This difference seems to be simple, but its effect is great. Throughout life, most people breathe unconsciously, just like animals and children. A few people who have started practising yoga are the exception. The moment one becomes aware of the breathing and begins to conduct and control the breath in a particular fashion, the frontal brain immediately registers the influence. This fact has been revealed by scientific experiments and has led to the conclusion that conscious breathing has an entirely different effect on the brain from unconscious breathing. Through unconscious breathing the whole body is supplied with prana, but this supply is insufficient for its evolution and growth.

This means that pranayama is not only a breathing exercise or breath control, it is a system for training the different centres in the brain. An example of voluntary breathing is alternate nostril breathing. Scientific studies have observed that when one breathes in the left nostril, activity increases in the right hemisphere of the brain, and when one breathes in the right nostril, activity increases in the left hemisphere of the brain. When the breath is held, both hemispheres of the brain are equalized.

It has also been observed that the breath which goes through the left nostril has a slightly lower temperature than the breath which goes through the right. This concurs with the yogic understanding that the left nostril is related to ida nadi, the flow of mental energy, while the right nostril is related to pingala nadi, the flow of vital energy. Ida is the lunar force, which is cool, while pingala is the solar force, which is hot.

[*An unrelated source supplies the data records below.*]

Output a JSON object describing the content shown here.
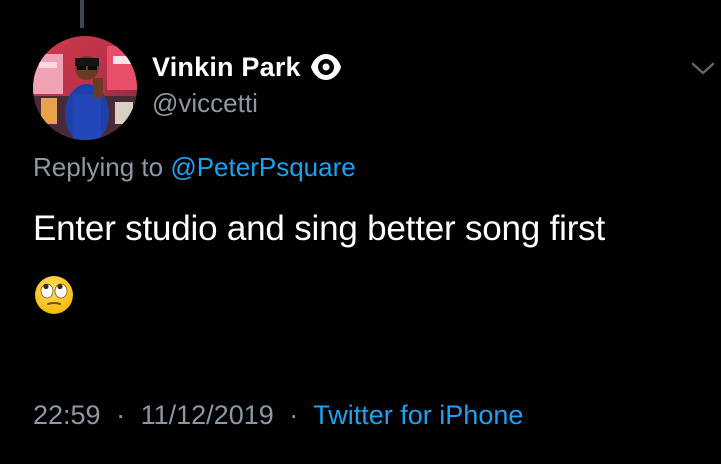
{
  "tweet": {
    "display_name": "Vinkin Park",
    "handle": "@viccetti",
    "replying_prefix": "Replying to",
    "replying_to": "@PeterPsquare",
    "text": "Enter studio and sing better song first",
    "emoji_name": "face-with-rolling-eyes",
    "time": "22:59",
    "date": "11/12/2019",
    "separator": "·",
    "source": "Twitter for iPhone",
    "badge_icon": "eye-icon",
    "menu_icon": "chevron-down-icon"
  },
  "colors": {
    "background": "#000000",
    "primary_text": "#ffffff",
    "secondary_text": "#8b98a5",
    "link": "#1da1f2"
  }
}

In scientific experiments related to stress, ECG (electro-cardiograph) and EEG (electroencephalograph) are used to record heart rhythm and brainwaves, and GSR (galvanic skin response) to measure electrical activity of the skin. It has been found that the practice of pranayama results in a synchronous flow of alpha, delta or theta waves, which harmonizes the activity of the brain. The tensions recorded during periods of beta activity reduce when alpha, theta or delta waves replace the beta activity. When the alpha waves manifest in the brain, tensions in the body are lowered and the heart becomes free from stress-related pressure.

From Conversations on the Science of Yoga – Hatha Yoga Book 5, Pranayama